▶ WHAT YOU WILL DO
From the entries below, please gather each line containing the string "Channel".
#####
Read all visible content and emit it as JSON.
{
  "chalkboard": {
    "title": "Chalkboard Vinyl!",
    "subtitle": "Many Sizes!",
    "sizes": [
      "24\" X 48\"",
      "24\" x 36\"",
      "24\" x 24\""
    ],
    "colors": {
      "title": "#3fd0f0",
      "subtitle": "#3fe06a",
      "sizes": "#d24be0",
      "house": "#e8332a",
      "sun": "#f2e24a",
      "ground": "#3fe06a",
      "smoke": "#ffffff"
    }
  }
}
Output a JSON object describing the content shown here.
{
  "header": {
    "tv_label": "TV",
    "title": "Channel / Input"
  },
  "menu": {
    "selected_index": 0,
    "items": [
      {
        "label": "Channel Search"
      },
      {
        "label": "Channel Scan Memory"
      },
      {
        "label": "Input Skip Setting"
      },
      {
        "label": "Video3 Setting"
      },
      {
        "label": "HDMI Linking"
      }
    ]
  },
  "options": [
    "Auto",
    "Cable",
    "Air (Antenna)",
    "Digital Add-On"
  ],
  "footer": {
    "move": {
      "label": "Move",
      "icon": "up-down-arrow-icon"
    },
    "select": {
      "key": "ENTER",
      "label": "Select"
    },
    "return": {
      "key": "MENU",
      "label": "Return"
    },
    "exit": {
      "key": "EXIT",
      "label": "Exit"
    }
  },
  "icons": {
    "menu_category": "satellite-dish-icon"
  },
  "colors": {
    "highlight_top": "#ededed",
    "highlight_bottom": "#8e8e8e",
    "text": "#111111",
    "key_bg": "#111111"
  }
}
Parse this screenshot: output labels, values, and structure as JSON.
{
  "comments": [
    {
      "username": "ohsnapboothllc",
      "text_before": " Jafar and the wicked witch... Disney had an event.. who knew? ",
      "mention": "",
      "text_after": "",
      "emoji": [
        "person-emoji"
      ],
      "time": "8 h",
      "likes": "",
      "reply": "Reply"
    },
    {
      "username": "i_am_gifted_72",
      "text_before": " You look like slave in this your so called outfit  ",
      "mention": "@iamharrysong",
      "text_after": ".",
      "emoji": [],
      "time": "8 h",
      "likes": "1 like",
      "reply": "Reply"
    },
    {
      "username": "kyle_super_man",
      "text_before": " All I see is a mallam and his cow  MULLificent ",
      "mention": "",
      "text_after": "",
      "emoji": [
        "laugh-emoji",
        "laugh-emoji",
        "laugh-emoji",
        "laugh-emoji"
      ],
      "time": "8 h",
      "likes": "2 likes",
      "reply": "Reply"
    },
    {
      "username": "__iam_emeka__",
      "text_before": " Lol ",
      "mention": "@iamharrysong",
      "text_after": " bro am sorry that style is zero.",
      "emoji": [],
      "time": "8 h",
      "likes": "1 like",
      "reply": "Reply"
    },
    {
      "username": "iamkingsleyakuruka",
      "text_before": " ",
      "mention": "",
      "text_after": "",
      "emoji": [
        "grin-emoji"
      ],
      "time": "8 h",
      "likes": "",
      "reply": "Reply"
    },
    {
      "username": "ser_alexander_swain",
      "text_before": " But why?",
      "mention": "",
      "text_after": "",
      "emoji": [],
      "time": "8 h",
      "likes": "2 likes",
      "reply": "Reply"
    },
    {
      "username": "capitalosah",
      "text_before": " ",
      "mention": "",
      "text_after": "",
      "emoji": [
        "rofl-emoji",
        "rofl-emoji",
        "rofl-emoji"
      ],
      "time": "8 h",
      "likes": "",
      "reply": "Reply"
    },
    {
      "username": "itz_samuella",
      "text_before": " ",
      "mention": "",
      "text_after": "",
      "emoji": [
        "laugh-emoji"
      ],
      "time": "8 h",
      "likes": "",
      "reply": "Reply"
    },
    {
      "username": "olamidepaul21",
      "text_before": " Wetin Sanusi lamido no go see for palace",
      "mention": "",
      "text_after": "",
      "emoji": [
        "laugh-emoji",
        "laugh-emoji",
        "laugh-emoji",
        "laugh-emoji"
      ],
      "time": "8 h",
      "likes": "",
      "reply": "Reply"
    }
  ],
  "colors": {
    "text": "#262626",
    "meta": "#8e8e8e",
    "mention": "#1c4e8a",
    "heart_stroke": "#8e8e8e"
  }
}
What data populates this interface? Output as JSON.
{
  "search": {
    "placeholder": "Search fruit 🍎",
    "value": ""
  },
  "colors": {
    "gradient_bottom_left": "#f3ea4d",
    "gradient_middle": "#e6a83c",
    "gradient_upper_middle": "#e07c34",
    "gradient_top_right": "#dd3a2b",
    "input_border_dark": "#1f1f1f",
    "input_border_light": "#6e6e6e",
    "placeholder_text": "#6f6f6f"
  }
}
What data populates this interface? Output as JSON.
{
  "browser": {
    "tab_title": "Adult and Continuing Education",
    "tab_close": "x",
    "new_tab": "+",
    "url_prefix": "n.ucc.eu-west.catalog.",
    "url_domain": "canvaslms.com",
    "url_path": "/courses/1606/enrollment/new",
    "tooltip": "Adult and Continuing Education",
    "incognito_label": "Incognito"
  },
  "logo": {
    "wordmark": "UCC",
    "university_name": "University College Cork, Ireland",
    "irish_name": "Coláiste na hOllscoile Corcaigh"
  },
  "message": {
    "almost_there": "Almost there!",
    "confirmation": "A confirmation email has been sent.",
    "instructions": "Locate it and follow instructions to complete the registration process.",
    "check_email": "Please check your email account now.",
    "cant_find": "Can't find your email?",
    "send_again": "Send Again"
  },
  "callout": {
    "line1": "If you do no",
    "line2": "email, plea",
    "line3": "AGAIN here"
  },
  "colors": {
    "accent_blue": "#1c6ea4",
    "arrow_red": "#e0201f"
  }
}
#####
▶ EXPECTED ANSWER
    "title": "Channel / Input"
        "label": "Channel Search"
        "label": "Channel Scan Memory"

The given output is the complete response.